A great example is if you subscribe to a particular magazine or a daily paper. The transition is the way the subscription business models are now becoming pervasive across the world of technology and it has been largely driven by the advent of cloud computing.
There is another dynamic that is important to understand. Today we are seeing technology acquisition and usage being fundamentally influenced by what is happening in the consumer world. If you think of this in terms of how in our own personal lives we use and apply technology in totally different ways than we did in the past, the same goes for businesses.
Our expectations now are that consumer and business should be closer connected. In the context of business, buyers and acquirers of technology have seen that they can now acquire the technology in a different way on a subscription basis. It is analogous in many ways to what is going on with cloud computing.
Cloud computing is fundamentally a utility and the usage is dependent upon the profile and value that is perceived by the end user. Therefore the acquisition of that service or that technology is much more aligned to a subscription base.
When we think about the benefits it brings to businesses, it gives them a significantly greater freedom in terms of technology choice, acquisition and indeed technology usage. What a subscription model gives for the end user or the end user business is the freedom to switch more frequently.
The fact that they are less locked in to a particular vendor or to a particular technology means that the end user or business can now actually think about technology, about how it continually offers benefit to their business.
Rather than a lock-in technology stack that may over time diminish in terms of value that it brings to the business.
TRP: How does a business navigate the cultural shift to selling in the cloud?
MM: It has been a huge cultural shift but it is important to recognise that it is not just a cultural shift in terms of the acquisition and deployment of technology.
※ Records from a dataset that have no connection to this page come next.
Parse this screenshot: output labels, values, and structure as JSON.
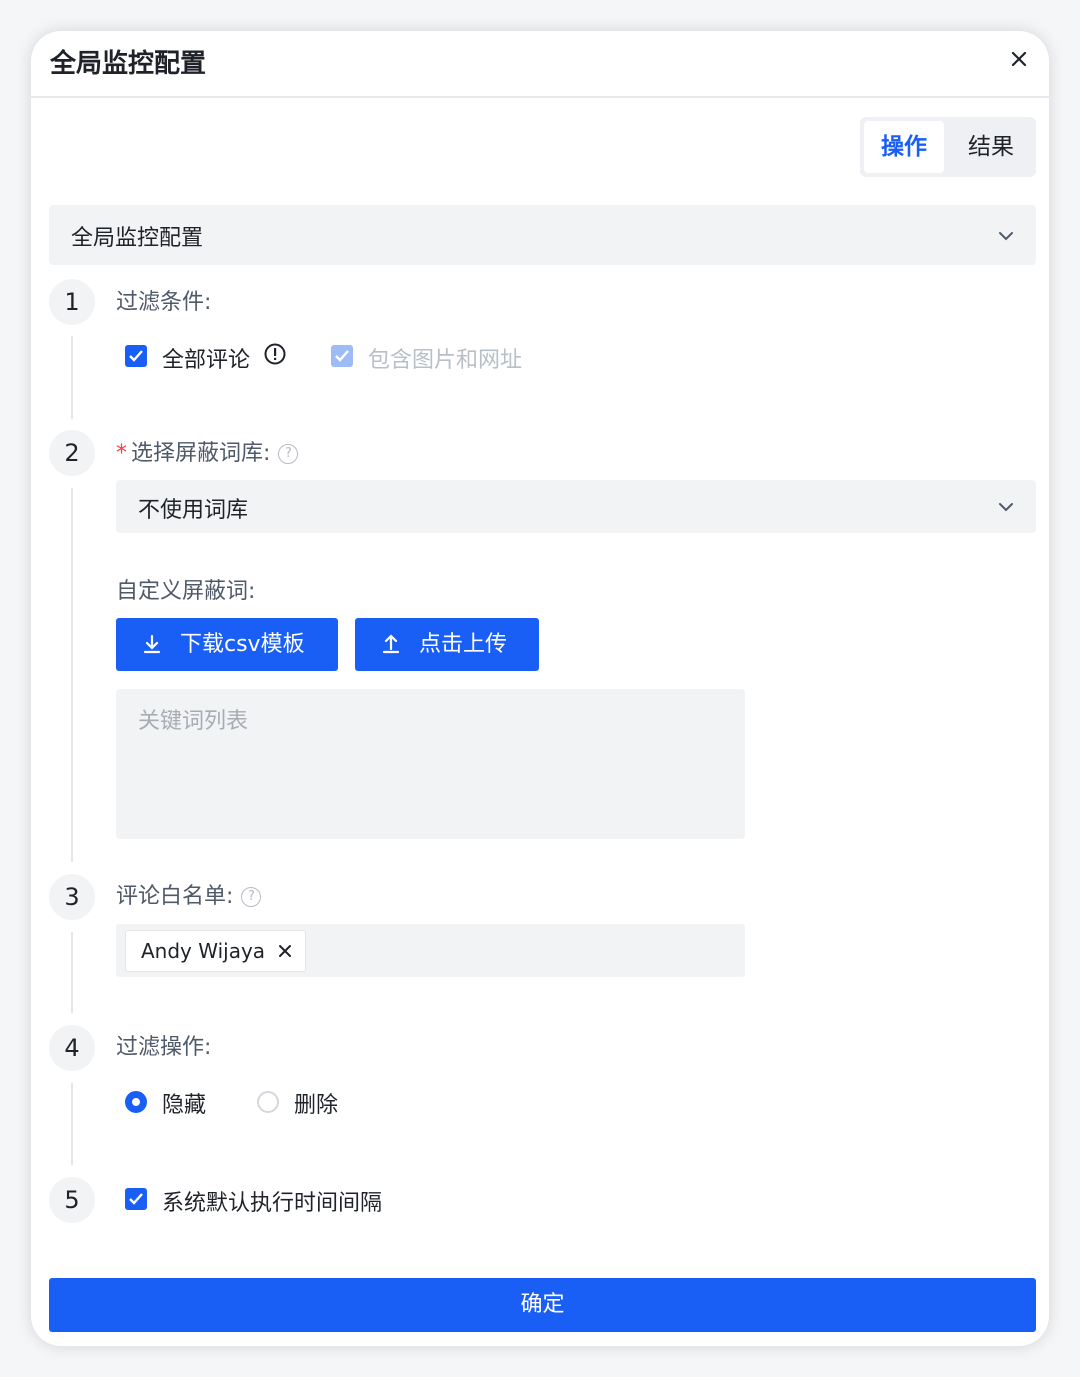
{
  "dialog": {
    "title": "全局监控配置"
  },
  "segmented": {
    "active": "操作",
    "other": "结果"
  },
  "config_select": {
    "value": "全局监控配置"
  },
  "steps": {
    "s1": {
      "num": "1",
      "label": "过滤条件:",
      "all_comments": "全部评论",
      "include_media": "包含图片和网址"
    },
    "s2": {
      "num": "2",
      "required_mark": "*",
      "label": "选择屏蔽词库:",
      "library_value": "不使用词库",
      "custom_label": "自定义屏蔽词:",
      "download_btn": "下载csv模板",
      "upload_btn": "点击上传",
      "keywords_placeholder": "关键词列表"
    },
    "s3": {
      "num": "3",
      "label": "评论白名单:",
      "tags": [
        "Andy Wijaya"
      ]
    },
    "s4": {
      "num": "4",
      "label": "过滤操作:",
      "opt_hide": "隐藏",
      "opt_delete": "删除",
      "selected": "隐藏"
    },
    "s5": {
      "num": "5",
      "label": "系统默认执行时间间隔"
    }
  },
  "footer": {
    "confirm": "确定"
  },
  "colors": {
    "primary": "#1a5ff5",
    "required": "#f53f3f",
    "field_bg": "#f2f3f5"
  },
  "icons": [
    "close-icon",
    "chevron-down-icon",
    "info-icon",
    "help-icon",
    "download-icon",
    "upload-icon",
    "check-icon",
    "tag-close-icon"
  ]
}
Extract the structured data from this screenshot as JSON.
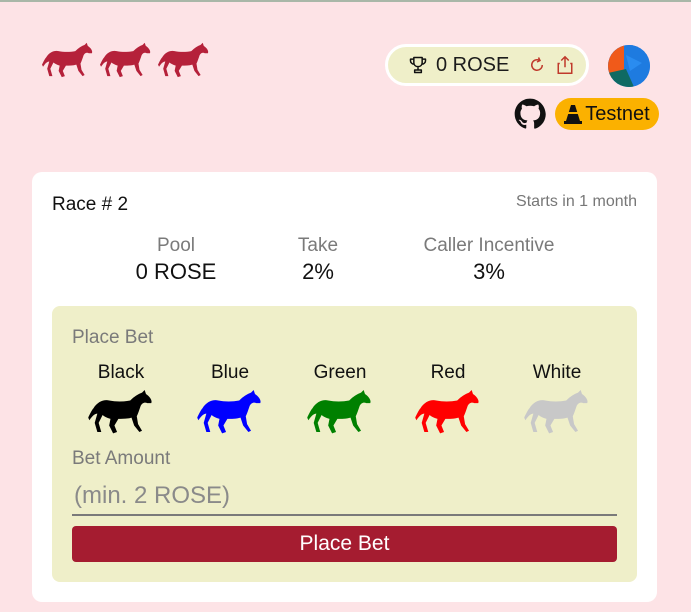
{
  "header": {
    "logo_icon": "horses-logo-icon",
    "logo_color": "#b5213a",
    "wallet": {
      "trophy_icon": "trophy-icon",
      "balance": "0 ROSE",
      "refresh_icon": "refresh-icon",
      "share_icon": "share-icon"
    },
    "avatar_icon": "account-avatar",
    "github_icon": "github-icon",
    "network": {
      "icon": "traffic-cone-icon",
      "label": "Testnet",
      "color": "#fbb100"
    }
  },
  "race": {
    "title": "Race # 2",
    "starts": "Starts in 1 month",
    "stats": {
      "pool_label": "Pool",
      "pool_value": "0 ROSE",
      "take_label": "Take",
      "take_value": "2%",
      "caller_label": "Caller Incentive",
      "caller_value": "3%"
    }
  },
  "bet": {
    "title": "Place Bet",
    "horses": [
      {
        "name": "Black",
        "color": "#000000"
      },
      {
        "name": "Blue",
        "color": "#0000ff"
      },
      {
        "name": "Green",
        "color": "#008000"
      },
      {
        "name": "Red",
        "color": "#ff0000"
      },
      {
        "name": "White",
        "color": "#c8c8c8"
      }
    ],
    "amount_label": "Bet Amount",
    "amount_placeholder": "(min. 2 ROSE)",
    "amount_value": "",
    "button_label": "Place Bet",
    "button_color": "#a51c30"
  }
}
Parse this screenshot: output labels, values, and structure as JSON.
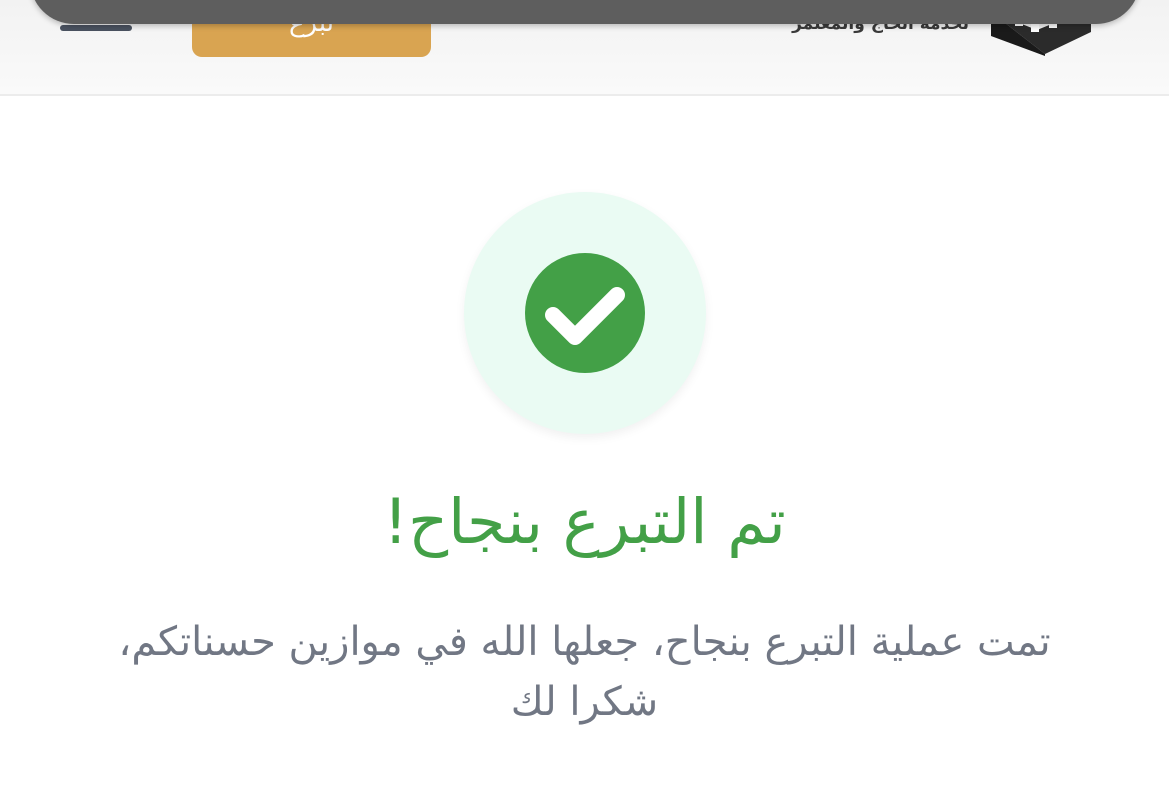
{
  "header": {
    "donate_button_label": "تبرع",
    "brand_tagline": "لخدمة الحاج والمعتمر",
    "menu_icon": "hamburger-menu-icon",
    "logo_icon": "brand-logo-icon"
  },
  "success": {
    "icon": "check-circle-icon",
    "title": "تم التبرع بنجاح!",
    "message_line1": "تمت عملية التبرع بنجاح، جعلها الله في موازين حسناتكم،",
    "message_line2": "شكرا لك"
  },
  "colors": {
    "accent_green": "#43a047",
    "badge_background": "#eafbf3",
    "donate_button": "#d9a451",
    "body_text": "#717784"
  }
}
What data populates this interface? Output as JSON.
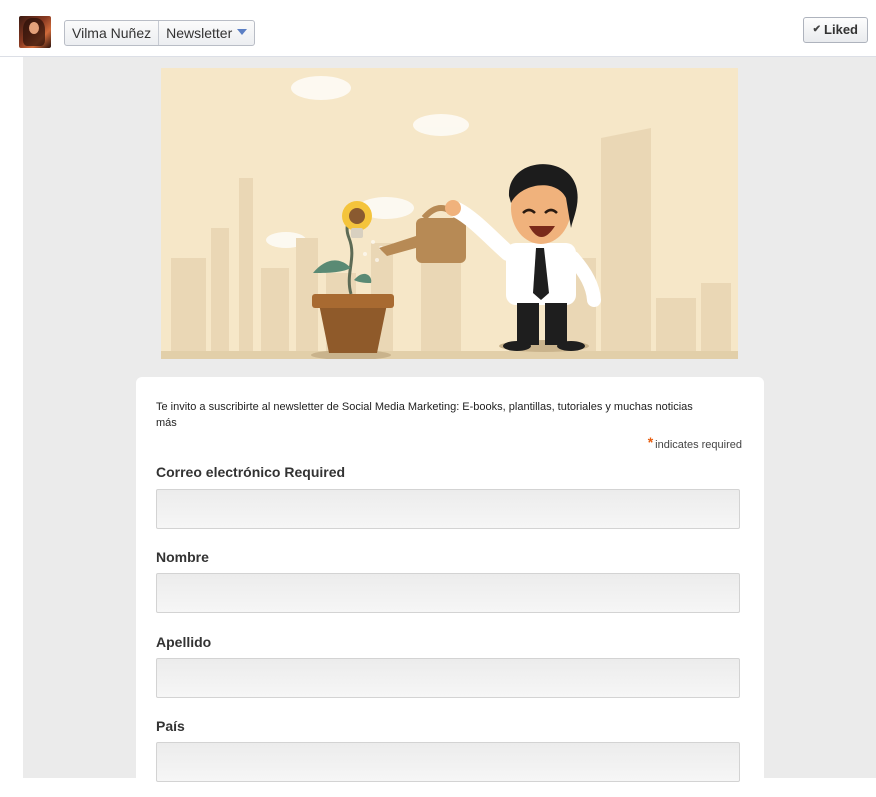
{
  "header": {
    "owner_name": "Vilma Nuñez",
    "tab_name": "Newsletter",
    "liked_label": "Liked"
  },
  "form": {
    "intro": "Te invito a suscribirte al newsletter de Social Media Marketing: E-books, plantillas, tutoriales y muchas noticias más",
    "required_star": "*",
    "required_note": "indicates required",
    "fields": [
      {
        "label": "Correo electrónico Required",
        "value": ""
      },
      {
        "label": "Nombre",
        "value": ""
      },
      {
        "label": "Apellido",
        "value": ""
      },
      {
        "label": "País",
        "value": ""
      }
    ]
  },
  "colors": {
    "banner_bg": "#f6e7c8",
    "required_star": "#e85c0d",
    "canvas_bg": "#ebebeb"
  }
}
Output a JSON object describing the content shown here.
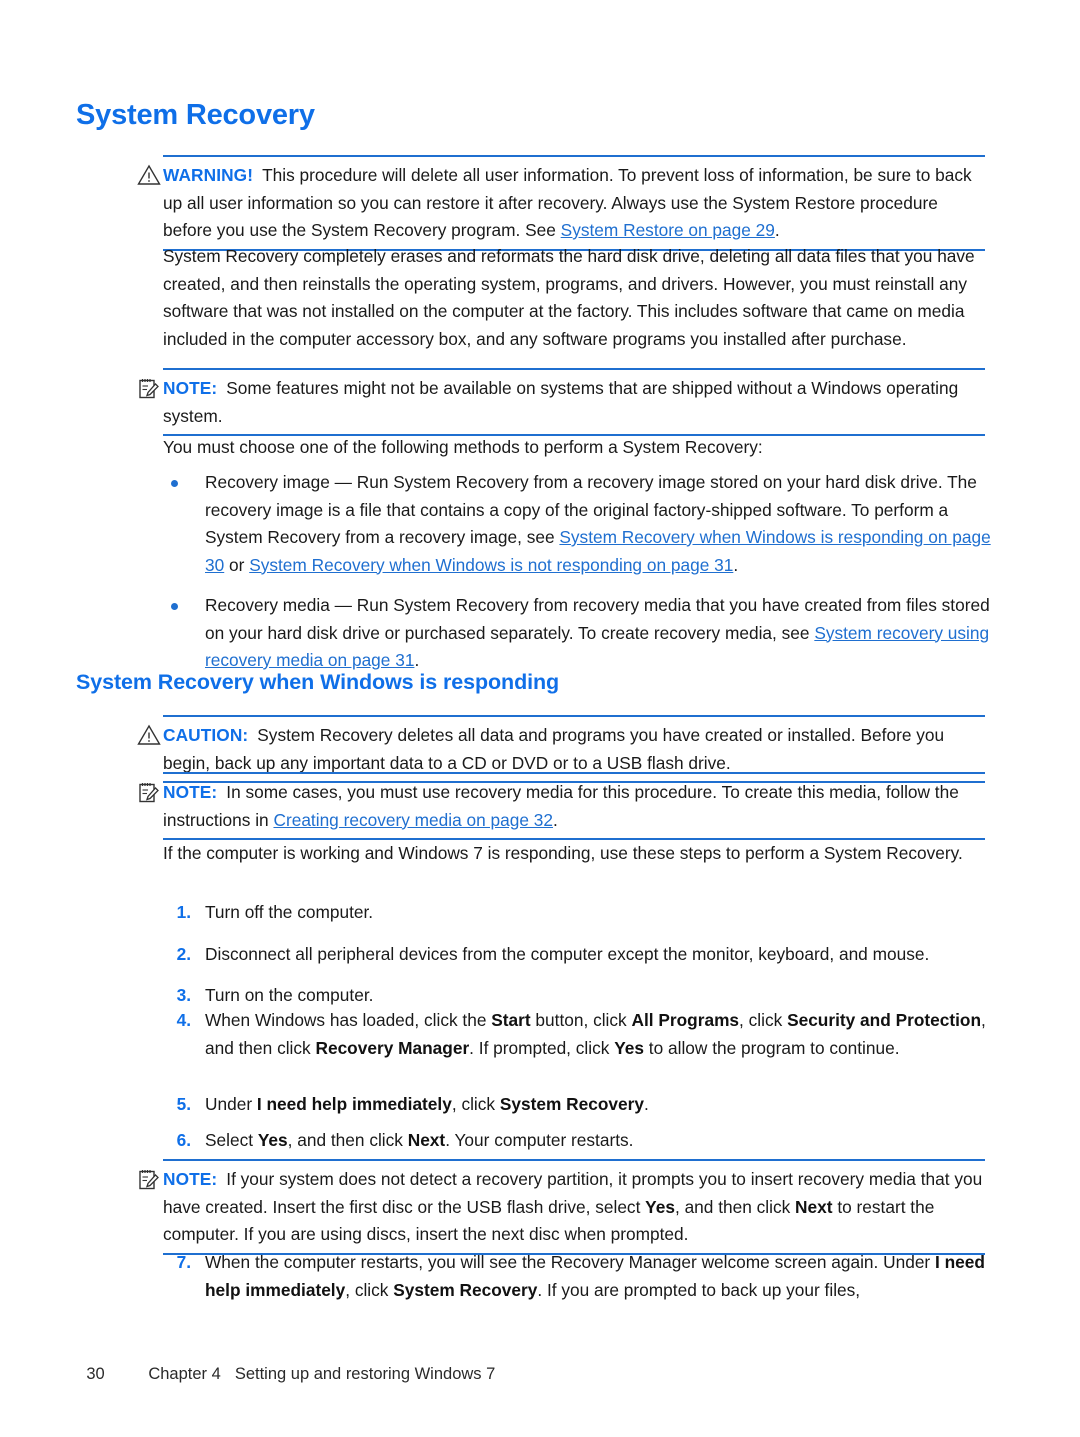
{
  "document": {
    "title": "System Recovery",
    "accent_color": "#0f6fe8",
    "link_color": "#1f6fd0",
    "rule_color": "#1f6fd0",
    "body_color": "#1a1a1a"
  },
  "headings": {
    "h1": "System Recovery",
    "h2": "System Recovery when Windows is responding"
  },
  "warning_box": {
    "icon": "warning-triangle-icon",
    "label": "WARNING!",
    "text_before_link": "This procedure will delete all user information. To prevent loss of information, be sure to back up all user information so you can restore it after recovery. Always use the System Restore procedure before you use the System Recovery program. See ",
    "link": "System Restore on page 29",
    "text_after_link": "."
  },
  "intro_paragraph": "System Recovery completely erases and reformats the hard disk drive, deleting all data files that you have created, and then reinstalls the operating system, programs, and drivers. However, you must reinstall any software that was not installed on the computer at the factory. This includes software that came on media included in the computer accessory box, and any software programs you installed after purchase.",
  "note_box_1": {
    "icon": "note-pad-icon",
    "label": "NOTE:",
    "text": "Some features might not be available on systems that are shipped without a Windows operating system."
  },
  "methods_lead_in": "You must choose one of the following methods to perform a System Recovery:",
  "bullets": [
    {
      "bullet": "bullet-dot",
      "text_1": "Recovery image — Run System Recovery from a recovery image stored on your hard disk drive. The recovery image is a file that contains a copy of the original factory-shipped software. To perform a System Recovery from a recovery image, see ",
      "link_1": "System Recovery when Windows is responding on page 30",
      "text_2": " or ",
      "link_2": "System Recovery when Windows is not responding on page 31",
      "text_3": "."
    },
    {
      "bullet": "bullet-dot",
      "text_1": "Recovery media — Run System Recovery from recovery media that you have created from files stored on your hard disk drive or purchased separately. To create recovery media, see ",
      "link_1": "System recovery using recovery media on page 31",
      "text_2": "",
      "link_2": "",
      "text_3": "."
    }
  ],
  "caution_box": {
    "icon": "warning-triangle-icon",
    "label": "CAUTION:",
    "text": "System Recovery deletes all data and programs you have created or installed. Before you begin, back up any important data to a CD or DVD or to a USB flash drive."
  },
  "note_box_2": {
    "icon": "note-pad-icon",
    "label": "NOTE:",
    "text_before_link": "In some cases, you must use recovery media for this procedure. To create this media, follow the instructions in ",
    "link": "Creating recovery media on page 32",
    "text_after_link": "."
  },
  "steps_lead_in": "If the computer is working and Windows 7 is responding, use these steps to perform a System Recovery.",
  "steps_group_1": [
    {
      "num": "1.",
      "text": "Turn off the computer."
    },
    {
      "num": "2.",
      "text": "Disconnect all peripheral devices from the computer except the monitor, keyboard, and mouse."
    },
    {
      "num": "3.",
      "text": "Turn on the computer."
    }
  ],
  "step_4": {
    "num": "4.",
    "p1": "When Windows has loaded, click the ",
    "b1": "Start",
    "p2": " button, click ",
    "b2": "All Programs",
    "p3": ", click ",
    "b3": "Security and Protection",
    "p4": ", and then click ",
    "b4": "Recovery Manager",
    "p5": ". If prompted, click ",
    "b5": "Yes",
    "p6": " to allow the program to continue."
  },
  "step_5": {
    "num": "5.",
    "p1": "Under ",
    "b1": "I need help immediately",
    "p2": ", click ",
    "b2": "System Recovery",
    "p3": "."
  },
  "step_6": {
    "num": "6.",
    "p1": "Select ",
    "b1": "Yes",
    "p2": ", and then click ",
    "b2": "Next",
    "p3": ". Your computer restarts."
  },
  "note_box_3": {
    "icon": "note-pad-icon",
    "label": "NOTE:",
    "p1": "If your system does not detect a recovery partition, it prompts you to insert recovery media that you have created. Insert the first disc or the USB flash drive, select ",
    "b1": "Yes",
    "p2": ", and then click ",
    "b2": "Next",
    "p3": " to restart the computer. If you are using discs, insert the next disc when prompted."
  },
  "step_7": {
    "num": "7.",
    "p1": "When the computer restarts, you will see the Recovery Manager welcome screen again. Under ",
    "b1": "I need help immediately",
    "p2": ", click ",
    "b2": "System Recovery",
    "p3": ". If you are prompted to back up your files,"
  },
  "footer": {
    "page_number": "30",
    "chapter": "Chapter 4",
    "chapter_title": "Setting up and restoring Windows 7"
  }
}
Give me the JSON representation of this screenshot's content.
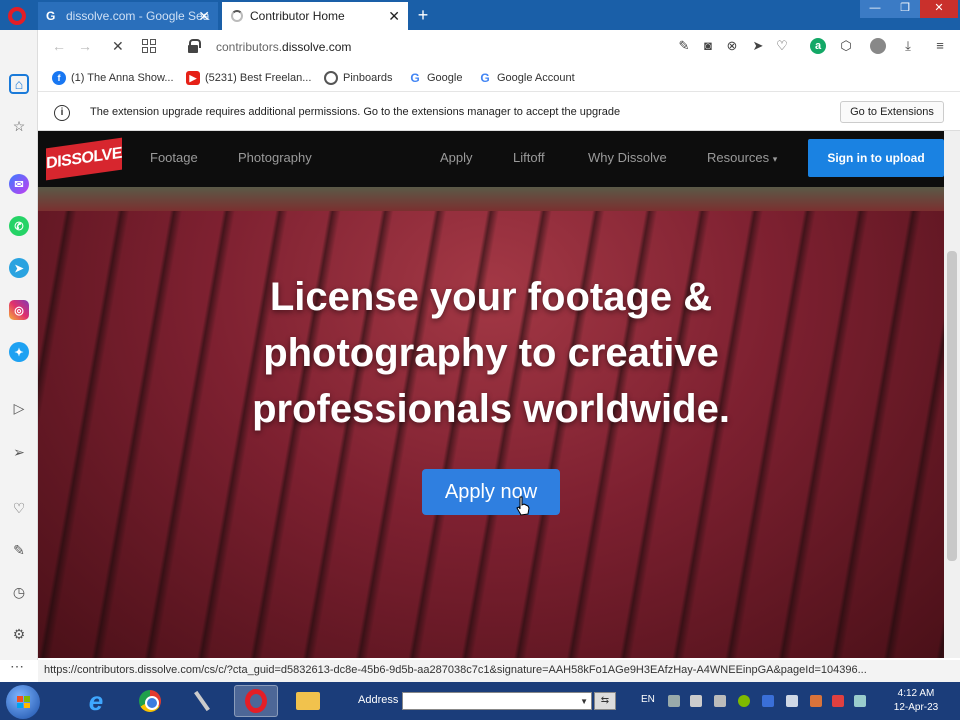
{
  "browser": {
    "tabs": [
      {
        "label": "dissolve.com - Google Sea",
        "favicon": "google-icon",
        "active": false
      },
      {
        "label": "Contributor Home",
        "favicon": "loading-spinner-icon",
        "active": true
      }
    ],
    "new_tab_glyph": "+",
    "address": {
      "prefix": "contributors.",
      "domain": "dissolve.com"
    },
    "status_url": "https://contributors.dissolve.com/cs/c/?cta_guid=d5832613-dc8e-45b6-9d5b-aa287038c7c1&signature=AAH58kFo1AGe9H3EAfzHay-A4WNEEinpGA&pageId=104396..."
  },
  "bookmarks": [
    {
      "label": "(1) The Anna Show...",
      "icon": "facebook-icon",
      "color": "#1877f2"
    },
    {
      "label": "(5231) Best Freelan...",
      "icon": "youtube-icon",
      "color": "#e62117"
    },
    {
      "label": "Pinboards",
      "icon": "pinboards-icon",
      "color": "#555555"
    },
    {
      "label": "Google",
      "icon": "google-icon",
      "color": "#4285f4"
    },
    {
      "label": "Google Account",
      "icon": "google-icon",
      "color": "#4285f4"
    }
  ],
  "notification": {
    "text": "The extension upgrade requires additional permissions. Go to the extensions manager to accept the upgrade",
    "button": "Go to Extensions"
  },
  "site": {
    "logo": "DISSOLVE",
    "brand_color": "#d7262e",
    "nav_left": [
      "Footage",
      "Photography"
    ],
    "nav_right": [
      "Apply",
      "Liftoff",
      "Why Dissolve",
      "Resources"
    ],
    "signin": "Sign in to upload",
    "accent": "#1a82e2",
    "hero_lines": [
      "License your footage &",
      "photography to creative",
      "professionals worldwide."
    ],
    "cta": "Apply now"
  },
  "taskbar": {
    "address_label": "Address",
    "lang": "EN",
    "time": "4:12 AM",
    "date": "12-Apr-23"
  }
}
It is actually a fundamental cultural shift in the business model.
The new generation of cloud computing companies' business models are predicated largely on a subscription service. This means they think about customer acquisition and the lifetime value of a customer much differently than they would have done in a traditional technology model.
There is a cultural shift, not only in the way you sell cloud, but in the way you think about your customer in that context.
Selling motions have dramatically reduced, for example, in the past, when I was buying a CRM product, I would be looking at evaluating that CRM product not only from the point of view of functionality but also in terms of the whole entire technology stack from the database through application servers, web servers, user interface, all the elements of that stack.
Today I don't need to focus on the infrastructure. I simply need to be assured by the cloud vendor that it is secure, that it is reliable and that it is available. In today's world, most of those questions are being fundamentally answered.
So where I can focus on now, is how well that cloud service drives business benefit to me as a business. Thus procurement becomes less a technology platform-driven decision and much more about the perceived and real benefits to the business user.
That shifts the selling motion for companies selling cloud based services but there is also another really important aspect to this – how you think about the lifecycle value of your customer.